**Work task**
Go through the records below line by line and report how many lines include "icon", giving the number only.
=== Begin Enclosure ===
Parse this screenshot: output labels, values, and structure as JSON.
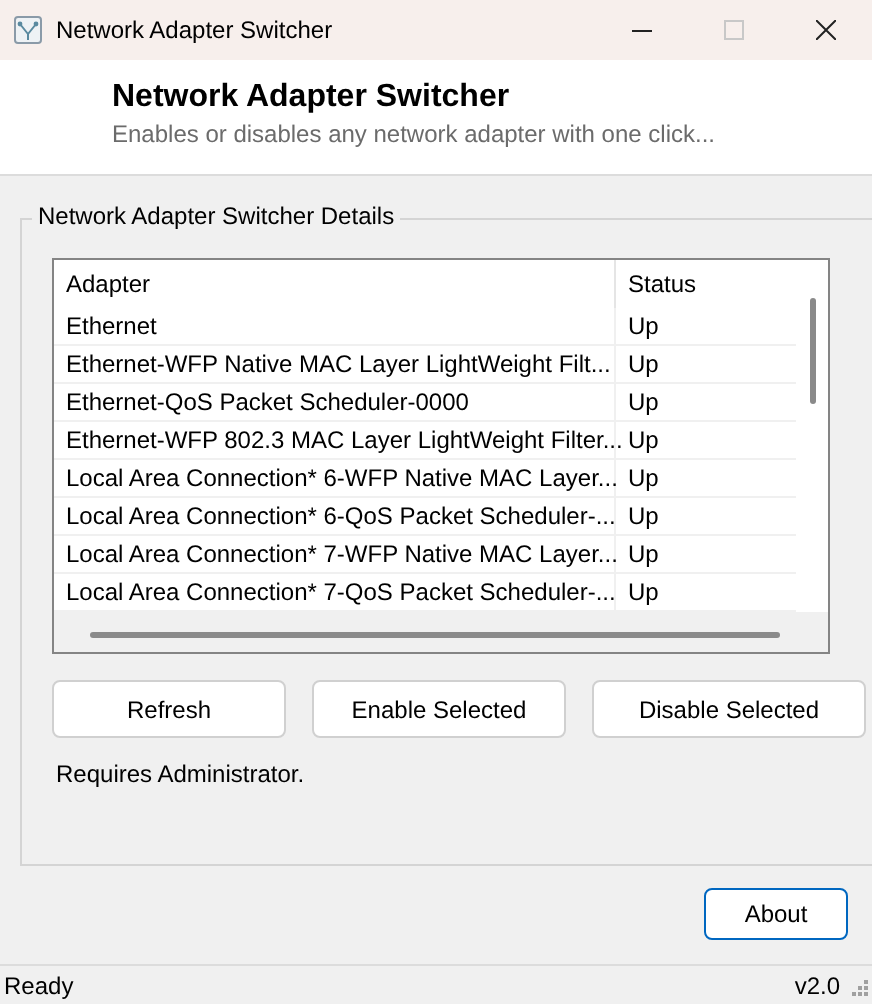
{
  "window": {
    "title": "Network Adapter Switcher",
    "controls": [
      {
        "kind": "minimize",
        "disabled": false
      },
      {
        "kind": "maximize",
        "disabled": true
      },
      {
        "kind": "close",
        "disabled": false
      }
    ]
  },
  "header": {
    "title": "Network Adapter Switcher",
    "subtitle": "Enables or disables any network adapter with one click..."
  },
  "details": {
    "title": "Network Adapter Switcher Details",
    "table": {
      "columns": [
        "Adapter",
        "Status"
      ],
      "rows": [
        {
          "adapter": "Ethernet",
          "status": "Up"
        },
        {
          "adapter": "Ethernet-WFP Native MAC Layer LightWeight Filt...",
          "status": "Up"
        },
        {
          "adapter": "Ethernet-QoS Packet Scheduler-0000",
          "status": "Up"
        },
        {
          "adapter": "Ethernet-WFP 802.3 MAC Layer LightWeight Filter...",
          "status": "Up"
        },
        {
          "adapter": "Local Area Connection* 6-WFP Native MAC Layer...",
          "status": "Up"
        },
        {
          "adapter": "Local Area Connection* 6-QoS Packet Scheduler-...",
          "status": "Up"
        },
        {
          "adapter": "Local Area Connection* 7-WFP Native MAC Layer...",
          "status": "Up"
        },
        {
          "adapter": "Local Area Connection* 7-QoS Packet Scheduler-...",
          "status": "Up"
        }
      ]
    },
    "buttons": [
      {
        "label": "Refresh",
        "focused": false
      },
      {
        "label": "Enable Selected",
        "focused": false
      },
      {
        "label": "Disable Selected",
        "focused": false
      }
    ],
    "note": "Requires Administrator."
  },
  "about_button": {
    "label": "About",
    "focused": true
  },
  "status_bar": {
    "text": "Ready",
    "version": "v2.0"
  }
}
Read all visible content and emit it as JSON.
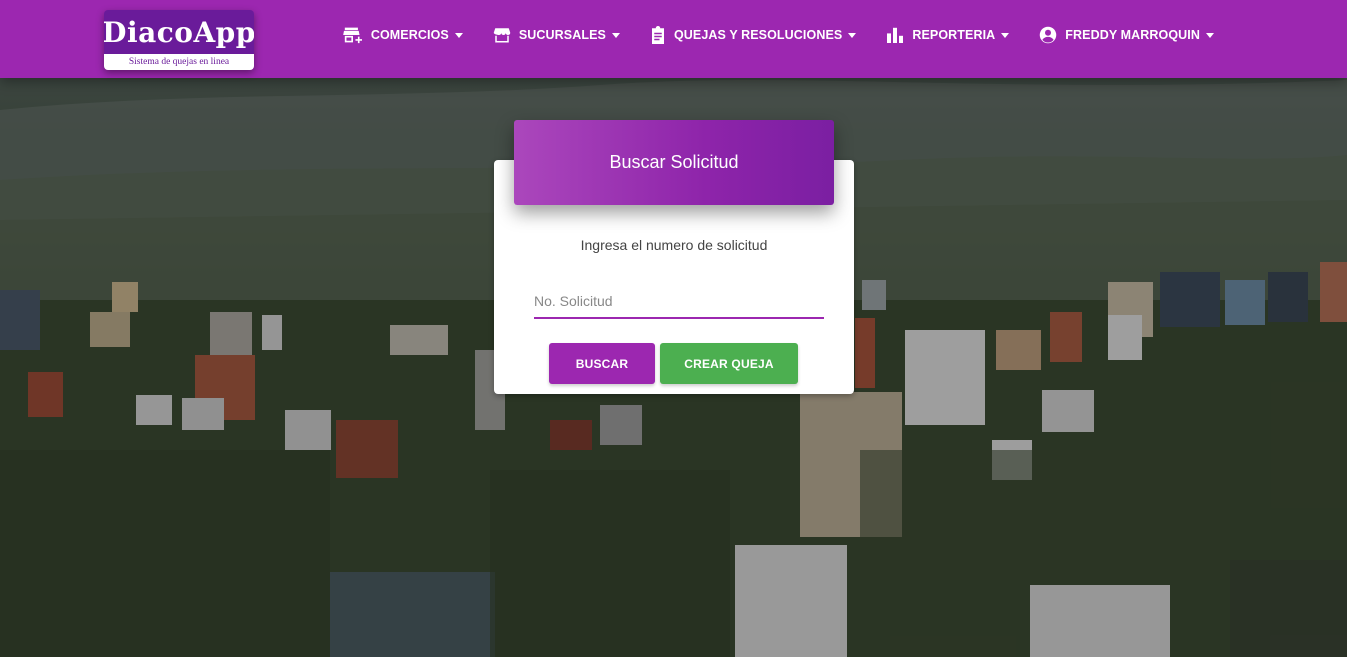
{
  "app": {
    "logo_title": "DiacoApp",
    "logo_tagline": "Sistema de quejas en linea"
  },
  "nav": {
    "items": [
      {
        "label": "COMERCIOS",
        "icon": "store-add-icon"
      },
      {
        "label": "SUCURSALES",
        "icon": "storefront-icon"
      },
      {
        "label": "QUEJAS Y RESOLUCIONES",
        "icon": "clipboard-icon"
      },
      {
        "label": "REPORTERIA",
        "icon": "bar-chart-icon"
      },
      {
        "label": "FREDDY MARROQUIN",
        "icon": "account-circle-icon"
      }
    ]
  },
  "search_card": {
    "title": "Buscar Solicitud",
    "subtitle": "Ingresa el numero de solicitud",
    "input_placeholder": "No. Solicitud",
    "input_value": "",
    "search_button": "BUSCAR",
    "create_button": "CREAR QUEJA"
  },
  "colors": {
    "primary": "#9c27b0",
    "primary_dark": "#6a1b9a",
    "success": "#4caf50"
  }
}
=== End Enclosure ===
**Answer area**
5